RandomContext's picture

I'm not a fan of EQing either but this really improves my headphone experience with all I've tested it with. Their Android app right now isn't great and if they could make it systemwide it would improve things so much.
I look forward to them additing more headphones in the future.

Peter Puck's picture

I buy headphones that are pleasing to me I don't spend money on cans I don't like that need to be EQ'ed to be tolerated I'm a huge fan of straight wire and gain devices. If the signature is not to my liking unEQed then the money stays in my wallet. Flat response is the goal as close to it is the reality. If the cans colour the sound don't buy them unless your a kid that loves the fart cannon sound of Skull candy or beats .

RandomContext's picture

A headphone purchase is more than sound signature though. I think the software should make it easier to buy a pair by reducing one of the many checkboxes to get through.

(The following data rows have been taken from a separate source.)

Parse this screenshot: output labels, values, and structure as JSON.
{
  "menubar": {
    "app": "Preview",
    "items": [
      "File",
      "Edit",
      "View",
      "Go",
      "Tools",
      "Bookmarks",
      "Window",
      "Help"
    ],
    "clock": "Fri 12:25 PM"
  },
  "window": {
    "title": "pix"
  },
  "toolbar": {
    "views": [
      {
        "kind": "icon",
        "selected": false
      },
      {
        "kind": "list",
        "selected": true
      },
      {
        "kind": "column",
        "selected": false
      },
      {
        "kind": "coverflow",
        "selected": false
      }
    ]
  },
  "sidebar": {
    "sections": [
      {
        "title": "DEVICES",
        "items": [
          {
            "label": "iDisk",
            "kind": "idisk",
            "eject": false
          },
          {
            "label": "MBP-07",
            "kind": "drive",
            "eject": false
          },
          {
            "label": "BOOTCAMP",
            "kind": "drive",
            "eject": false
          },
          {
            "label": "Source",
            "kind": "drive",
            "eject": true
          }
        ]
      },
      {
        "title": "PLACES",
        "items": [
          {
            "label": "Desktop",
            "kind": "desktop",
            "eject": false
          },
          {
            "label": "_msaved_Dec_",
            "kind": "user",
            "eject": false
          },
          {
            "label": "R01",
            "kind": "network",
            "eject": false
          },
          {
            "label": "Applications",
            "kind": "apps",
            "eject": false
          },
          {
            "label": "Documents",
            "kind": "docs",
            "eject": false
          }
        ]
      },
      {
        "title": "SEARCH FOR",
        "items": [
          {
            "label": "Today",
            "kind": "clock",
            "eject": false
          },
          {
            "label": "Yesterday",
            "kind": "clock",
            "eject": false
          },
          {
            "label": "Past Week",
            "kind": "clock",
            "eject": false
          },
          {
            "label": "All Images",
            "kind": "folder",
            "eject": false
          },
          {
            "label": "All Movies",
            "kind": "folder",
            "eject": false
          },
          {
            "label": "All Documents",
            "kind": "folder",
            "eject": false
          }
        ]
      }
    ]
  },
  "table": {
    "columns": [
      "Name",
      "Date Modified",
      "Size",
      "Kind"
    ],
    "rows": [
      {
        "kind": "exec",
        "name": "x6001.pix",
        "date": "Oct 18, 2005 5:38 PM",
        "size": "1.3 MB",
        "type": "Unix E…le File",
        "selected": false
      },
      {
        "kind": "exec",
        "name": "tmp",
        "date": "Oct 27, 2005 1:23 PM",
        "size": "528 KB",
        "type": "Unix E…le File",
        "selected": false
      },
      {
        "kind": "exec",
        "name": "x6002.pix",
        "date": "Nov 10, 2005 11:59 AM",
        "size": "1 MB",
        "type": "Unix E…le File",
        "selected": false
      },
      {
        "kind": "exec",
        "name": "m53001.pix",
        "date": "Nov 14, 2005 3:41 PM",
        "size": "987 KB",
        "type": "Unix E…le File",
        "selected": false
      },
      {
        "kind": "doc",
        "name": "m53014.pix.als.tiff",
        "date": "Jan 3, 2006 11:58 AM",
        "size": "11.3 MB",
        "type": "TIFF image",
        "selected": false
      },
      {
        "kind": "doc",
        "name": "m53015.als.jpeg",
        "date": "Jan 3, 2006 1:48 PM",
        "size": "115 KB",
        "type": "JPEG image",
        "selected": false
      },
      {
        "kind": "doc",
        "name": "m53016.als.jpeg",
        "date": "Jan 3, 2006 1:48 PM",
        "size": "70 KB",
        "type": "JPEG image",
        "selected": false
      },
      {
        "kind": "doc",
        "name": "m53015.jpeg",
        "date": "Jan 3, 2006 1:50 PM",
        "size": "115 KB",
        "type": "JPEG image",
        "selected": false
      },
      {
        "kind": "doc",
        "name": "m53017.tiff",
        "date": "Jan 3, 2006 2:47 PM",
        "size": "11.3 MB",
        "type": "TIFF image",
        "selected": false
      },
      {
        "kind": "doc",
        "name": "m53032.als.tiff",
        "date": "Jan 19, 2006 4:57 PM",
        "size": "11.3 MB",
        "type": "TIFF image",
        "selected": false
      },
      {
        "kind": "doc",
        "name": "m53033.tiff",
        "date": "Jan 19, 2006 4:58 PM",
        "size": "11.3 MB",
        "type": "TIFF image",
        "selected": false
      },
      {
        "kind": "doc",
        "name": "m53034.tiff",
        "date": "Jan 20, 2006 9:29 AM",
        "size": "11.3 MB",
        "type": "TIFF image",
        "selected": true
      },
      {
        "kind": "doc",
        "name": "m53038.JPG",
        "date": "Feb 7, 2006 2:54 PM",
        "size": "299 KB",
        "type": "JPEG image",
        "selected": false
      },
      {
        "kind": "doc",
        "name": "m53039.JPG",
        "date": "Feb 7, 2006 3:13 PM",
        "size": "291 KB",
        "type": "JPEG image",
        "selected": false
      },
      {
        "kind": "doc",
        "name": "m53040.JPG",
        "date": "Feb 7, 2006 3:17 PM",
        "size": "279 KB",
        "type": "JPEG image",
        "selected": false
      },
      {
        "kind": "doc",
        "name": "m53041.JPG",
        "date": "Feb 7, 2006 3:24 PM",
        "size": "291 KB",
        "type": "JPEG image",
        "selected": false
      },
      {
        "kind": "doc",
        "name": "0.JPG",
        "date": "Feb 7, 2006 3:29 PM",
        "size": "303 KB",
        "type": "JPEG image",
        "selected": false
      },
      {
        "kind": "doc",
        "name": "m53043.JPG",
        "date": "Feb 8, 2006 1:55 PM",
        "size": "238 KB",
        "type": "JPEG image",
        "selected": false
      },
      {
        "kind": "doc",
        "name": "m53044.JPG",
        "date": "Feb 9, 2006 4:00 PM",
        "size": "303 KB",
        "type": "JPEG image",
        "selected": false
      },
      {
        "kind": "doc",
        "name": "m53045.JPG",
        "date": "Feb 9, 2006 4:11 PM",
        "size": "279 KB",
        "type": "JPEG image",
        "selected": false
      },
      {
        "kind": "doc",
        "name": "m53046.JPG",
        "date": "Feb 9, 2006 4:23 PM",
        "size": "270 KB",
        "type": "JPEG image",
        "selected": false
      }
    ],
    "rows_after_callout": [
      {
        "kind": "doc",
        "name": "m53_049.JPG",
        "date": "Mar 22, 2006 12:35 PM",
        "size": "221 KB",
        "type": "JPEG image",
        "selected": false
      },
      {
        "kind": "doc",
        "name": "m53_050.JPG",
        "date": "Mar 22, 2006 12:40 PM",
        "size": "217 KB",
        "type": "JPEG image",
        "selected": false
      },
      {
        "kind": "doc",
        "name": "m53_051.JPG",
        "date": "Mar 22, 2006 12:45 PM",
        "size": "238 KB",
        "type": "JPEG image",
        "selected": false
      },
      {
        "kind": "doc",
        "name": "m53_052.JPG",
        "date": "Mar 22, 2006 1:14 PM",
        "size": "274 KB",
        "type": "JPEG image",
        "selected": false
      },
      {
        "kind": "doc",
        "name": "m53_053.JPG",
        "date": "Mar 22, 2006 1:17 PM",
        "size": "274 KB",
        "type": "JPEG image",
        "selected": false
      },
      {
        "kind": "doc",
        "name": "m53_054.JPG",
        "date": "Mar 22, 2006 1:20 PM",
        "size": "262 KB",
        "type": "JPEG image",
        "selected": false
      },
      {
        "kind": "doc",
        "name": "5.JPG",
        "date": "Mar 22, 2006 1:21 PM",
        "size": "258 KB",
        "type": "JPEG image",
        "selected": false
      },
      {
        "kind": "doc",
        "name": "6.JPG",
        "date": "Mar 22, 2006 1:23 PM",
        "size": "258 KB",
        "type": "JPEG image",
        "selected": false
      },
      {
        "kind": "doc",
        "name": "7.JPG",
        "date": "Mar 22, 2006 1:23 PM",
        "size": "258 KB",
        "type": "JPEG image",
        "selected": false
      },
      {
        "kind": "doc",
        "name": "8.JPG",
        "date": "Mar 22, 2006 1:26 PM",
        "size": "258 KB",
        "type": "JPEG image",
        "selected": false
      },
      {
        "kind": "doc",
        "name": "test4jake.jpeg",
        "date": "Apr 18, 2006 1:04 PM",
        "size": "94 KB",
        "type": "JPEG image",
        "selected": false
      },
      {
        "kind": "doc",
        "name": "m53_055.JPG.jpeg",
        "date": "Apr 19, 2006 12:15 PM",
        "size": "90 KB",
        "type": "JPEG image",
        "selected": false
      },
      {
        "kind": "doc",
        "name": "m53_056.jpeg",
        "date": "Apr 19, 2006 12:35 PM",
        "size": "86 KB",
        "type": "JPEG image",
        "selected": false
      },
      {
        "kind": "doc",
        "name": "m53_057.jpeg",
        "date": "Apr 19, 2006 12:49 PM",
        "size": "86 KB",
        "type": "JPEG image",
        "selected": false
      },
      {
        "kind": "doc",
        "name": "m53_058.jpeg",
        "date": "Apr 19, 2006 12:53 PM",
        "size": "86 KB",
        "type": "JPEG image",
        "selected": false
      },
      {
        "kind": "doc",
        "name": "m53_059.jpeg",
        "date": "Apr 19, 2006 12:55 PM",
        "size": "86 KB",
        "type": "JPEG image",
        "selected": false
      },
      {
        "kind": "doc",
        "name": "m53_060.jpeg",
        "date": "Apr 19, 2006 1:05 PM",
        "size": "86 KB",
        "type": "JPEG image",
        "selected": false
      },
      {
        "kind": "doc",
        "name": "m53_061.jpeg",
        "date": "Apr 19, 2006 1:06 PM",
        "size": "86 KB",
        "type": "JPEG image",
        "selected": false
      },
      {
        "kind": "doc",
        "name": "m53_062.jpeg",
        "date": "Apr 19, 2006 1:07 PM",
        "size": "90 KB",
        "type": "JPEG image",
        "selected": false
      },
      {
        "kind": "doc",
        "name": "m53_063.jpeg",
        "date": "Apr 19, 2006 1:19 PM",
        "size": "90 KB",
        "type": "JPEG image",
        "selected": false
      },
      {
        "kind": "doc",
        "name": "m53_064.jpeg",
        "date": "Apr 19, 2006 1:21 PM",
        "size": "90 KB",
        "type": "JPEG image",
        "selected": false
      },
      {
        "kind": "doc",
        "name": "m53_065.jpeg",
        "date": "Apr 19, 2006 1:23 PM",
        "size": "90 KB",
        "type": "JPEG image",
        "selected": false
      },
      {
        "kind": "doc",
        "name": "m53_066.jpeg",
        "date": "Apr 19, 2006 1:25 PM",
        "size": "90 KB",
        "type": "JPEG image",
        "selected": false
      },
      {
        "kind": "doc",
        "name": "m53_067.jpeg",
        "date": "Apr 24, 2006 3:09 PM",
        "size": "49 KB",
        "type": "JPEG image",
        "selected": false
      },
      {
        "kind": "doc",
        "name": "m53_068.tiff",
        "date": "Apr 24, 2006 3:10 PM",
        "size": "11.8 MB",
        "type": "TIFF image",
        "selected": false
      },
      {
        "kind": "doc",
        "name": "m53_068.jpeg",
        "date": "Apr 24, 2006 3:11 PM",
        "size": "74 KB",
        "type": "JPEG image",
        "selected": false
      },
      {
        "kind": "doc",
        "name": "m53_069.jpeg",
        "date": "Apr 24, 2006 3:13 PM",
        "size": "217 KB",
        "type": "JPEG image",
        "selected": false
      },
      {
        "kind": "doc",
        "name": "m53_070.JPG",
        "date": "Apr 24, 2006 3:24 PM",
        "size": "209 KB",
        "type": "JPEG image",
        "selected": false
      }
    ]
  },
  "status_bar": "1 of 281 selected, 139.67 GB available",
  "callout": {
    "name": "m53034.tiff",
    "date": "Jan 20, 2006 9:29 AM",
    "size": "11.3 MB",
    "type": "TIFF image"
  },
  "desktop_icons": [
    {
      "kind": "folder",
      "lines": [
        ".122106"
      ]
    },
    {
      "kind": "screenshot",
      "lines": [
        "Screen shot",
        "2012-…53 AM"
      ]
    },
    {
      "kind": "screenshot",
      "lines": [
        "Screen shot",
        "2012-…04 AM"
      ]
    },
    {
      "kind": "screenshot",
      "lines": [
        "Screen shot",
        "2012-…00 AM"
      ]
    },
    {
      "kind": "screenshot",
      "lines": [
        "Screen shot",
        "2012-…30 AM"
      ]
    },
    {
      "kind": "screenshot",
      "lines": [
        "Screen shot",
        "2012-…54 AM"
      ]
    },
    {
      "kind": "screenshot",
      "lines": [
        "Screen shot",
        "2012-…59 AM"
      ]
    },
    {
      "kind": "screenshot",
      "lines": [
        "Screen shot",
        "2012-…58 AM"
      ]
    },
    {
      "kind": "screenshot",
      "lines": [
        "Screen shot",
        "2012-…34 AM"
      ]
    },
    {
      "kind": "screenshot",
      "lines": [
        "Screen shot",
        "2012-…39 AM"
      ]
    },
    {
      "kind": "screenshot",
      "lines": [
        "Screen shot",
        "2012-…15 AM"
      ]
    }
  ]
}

I have a pair of Sennheiser on-ear headphones that were cheap but sound cheap. Muddy. Just a terrible listen. The software makes them quite enjoyable. Without the comfort issue I would continue use them.

If you have a few of the supported headphones and you want a flatter sound it's something to consider.

Stropdas's picture

Tried the bèta app for Android. While it improves the Akg k550 and Beyerdynamic DT 770 Pro 80 Ohm I wonder why it would better for me than the free Viper4android that does sort of the same but with far more headphones, options to finetune and system wide integration. I'll wait to see what the future brings from this company. I'm a big fan of EQ'ing for many years. A few very cheap earphones are also supported with a lot of improvement. Got a lot of them because they have a lot of abuse by me on the road.

GimmeCans's picture

Doing the 10-day trial and like it- it alleviates the somewhat 'dark' voicing of the Shure and seems to open up the 'headstage'. However, only one headphone I own (Shure SE535) is supported. Therefore I would be paying $79 for, essentially, one equalizer preset.

Also, I did a Google search for 'SE535 frequency response'. The graphs I found are so different from one another that if you removed the labeling, you would never suspect that they were from the same headphone. Which one is 'right'? Does Sonarworks use the 'right' one? Technically, someone with sufficient digital audio 'chops' could 'reverse engineer' the preset, but I'm not going to disrespect Sonarworks or Innerfi by posting how I think that would work here.

Bottom line, it does what it claims to do, so if your cans are supported, at least give the trial version a whirl and decide for yourself.

bennemann's picture

I was excited to try this software. What could be better than hearing exactly what the artist intended, right?

Well, I've been doing critical listening for a couple hours with my Beyerdynamic DT 770 Pro 80 Ohm, listening to several different genres, enabling and disabling True-Fi. With it on, the music loses a lot of clarity, becoming more muddy (and I don't mean this in the audiophile sense of a lack or emphasis of a certain frequency range, but in the subjective feeling like the music is now trapped in a mud swamp). It's a comparable effect to listening to a really low quality MP3 (i.e 96 kbps). Vocals sound considerably more distant and "ethereal". It also adds a sort of faint background-static-like noise that's noticeable even in simple instrumental songs. Finally, it somehow manages to add a bass "boom" even in songs that don't normally have it (like orchestral pieces).

The premise of standardising the sound of all headphones is quite interesting, but for that to be worth it, music has to sound better with it turned on, which is not the case at all for me.

To be fair, I did find one song where True-Fi sounds better to my ears (Running To The Sea by Chicane). But all the other songs sounded worse.